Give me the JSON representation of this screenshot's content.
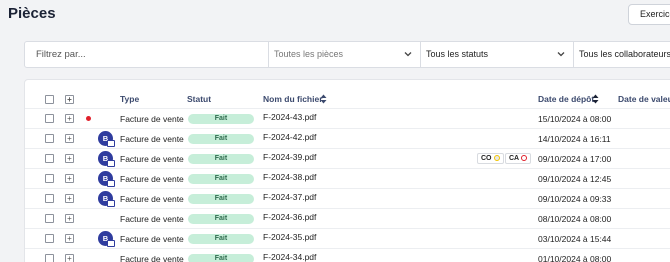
{
  "header": {
    "title": "Pièces",
    "exercise_button": "Exercice"
  },
  "filters": {
    "search_placeholder": "Filtrez par...",
    "pieces_select": "Toutes les pièces",
    "status_select": "Tous les statuts",
    "collaborators_select": "Tous les collaborateurs"
  },
  "table": {
    "columns": {
      "type": "Type",
      "status": "Statut",
      "filename": "Nom du fichier",
      "deposit_date": "Date de dépôt",
      "value_date": "Date de valeur"
    },
    "rows": [
      {
        "type": "Facture de vente",
        "status": "Fait",
        "file": "F-2024-43.pdf",
        "date": "15/10/2024 à 08:00",
        "flag": true,
        "avatar": false
      },
      {
        "type": "Facture de vente",
        "status": "Fait",
        "file": "F-2024-42.pdf",
        "date": "14/10/2024 à 16:11",
        "flag": false,
        "avatar": true,
        "initials": "B"
      },
      {
        "type": "Facture de vente",
        "status": "Fait",
        "file": "F-2024-39.pdf",
        "date": "09/10/2024 à 17:00",
        "flag": false,
        "avatar": true,
        "initials": "B",
        "chips": [
          {
            "label": "CO",
            "color": "#e8e8e8",
            "ring": "#f0c400"
          },
          {
            "label": "CA",
            "color": "#ffffff",
            "ring": "#e0202b"
          }
        ]
      },
      {
        "type": "Facture de vente",
        "status": "Fait",
        "file": "F-2024-38.pdf",
        "date": "09/10/2024 à 12:45",
        "flag": false,
        "avatar": true,
        "initials": "B"
      },
      {
        "type": "Facture de vente",
        "status": "Fait",
        "file": "F-2024-37.pdf",
        "date": "09/10/2024 à 09:33",
        "flag": false,
        "avatar": true,
        "initials": "B"
      },
      {
        "type": "Facture de vente",
        "status": "Fait",
        "file": "F-2024-36.pdf",
        "date": "08/10/2024 à 08:00",
        "flag": false,
        "avatar": false
      },
      {
        "type": "Facture de vente",
        "status": "Fait",
        "file": "F-2024-35.pdf",
        "date": "03/10/2024 à 15:44",
        "flag": false,
        "avatar": true,
        "initials": "B"
      },
      {
        "type": "Facture de vente",
        "status": "Fait",
        "file": "F-2024-34.pdf",
        "date": "01/10/2024 à 08:00",
        "flag": false,
        "avatar": false
      }
    ]
  },
  "colors": {
    "status_badge_bg": "#c6eed9",
    "avatar_bg": "#2f3c9e",
    "flag_red": "#e0202b",
    "header_text": "#3c4a6e"
  }
}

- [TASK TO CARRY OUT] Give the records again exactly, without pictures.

- [FINISHED TASK]
Give me the JSON representation of this screenshot's content.
{
  "header": {
    "title": "Pièces",
    "exercise_button": "Exercice"
  },
  "filters": {
    "search_placeholder": "Filtrez par...",
    "pieces_select": "Toutes les pièces",
    "status_select": "Tous les statuts",
    "collaborators_select": "Tous les collaborateurs"
  },
  "table": {
    "columns": {
      "type": "Type",
      "status": "Statut",
      "filename": "Nom du fichier",
      "deposit_date": "Date de dépôt",
      "value_date": "Date de valeur"
    },
    "rows": [
      {
        "type": "Facture de vente",
        "status": "Fait",
        "file": "F-2024-43.pdf",
        "date": "15/10/2024 à 08:00",
        "flag": true,
        "avatar": false
      },
      {
        "type": "Facture de vente",
        "status": "Fait",
        "file": "F-2024-42.pdf",
        "date": "14/10/2024 à 16:11",
        "flag": false,
        "avatar": true,
        "initials": "B"
      },
      {
        "type": "Facture de vente",
        "status": "Fait",
        "file": "F-2024-39.pdf",
        "date": "09/10/2024 à 17:00",
        "flag": false,
        "avatar": true,
        "initials": "B",
        "chips": [
          {
            "label": "CO",
            "color": "#e8e8e8",
            "ring": "#f0c400"
          },
          {
            "label": "CA",
            "color": "#ffffff",
            "ring": "#e0202b"
          }
        ]
      },
      {
        "type": "Facture de vente",
        "status": "Fait",
        "file": "F-2024-38.pdf",
        "date": "09/10/2024 à 12:45",
        "flag": false,
        "avatar": true,
        "initials": "B"
      },
      {
        "type": "Facture de vente",
        "status": "Fait",
        "file": "F-2024-37.pdf",
        "date": "09/10/2024 à 09:33",
        "flag": false,
        "avatar": true,
        "initials": "B"
      },
      {
        "type": "Facture de vente",
        "status": "Fait",
        "file": "F-2024-36.pdf",
        "date": "08/10/2024 à 08:00",
        "flag": false,
        "avatar": false
      },
      {
        "type": "Facture de vente",
        "status": "Fait",
        "file": "F-2024-35.pdf",
        "date": "03/10/2024 à 15:44",
        "flag": false,
        "avatar": true,
        "initials": "B"
      },
      {
        "type": "Facture de vente",
        "status": "Fait",
        "file": "F-2024-34.pdf",
        "date": "01/10/2024 à 08:00",
        "flag": false,
        "avatar": false
      }
    ]
  },
  "colors": {
    "status_badge_bg": "#c6eed9",
    "avatar_bg": "#2f3c9e",
    "flag_red": "#e0202b",
    "header_text": "#3c4a6e"
  }
}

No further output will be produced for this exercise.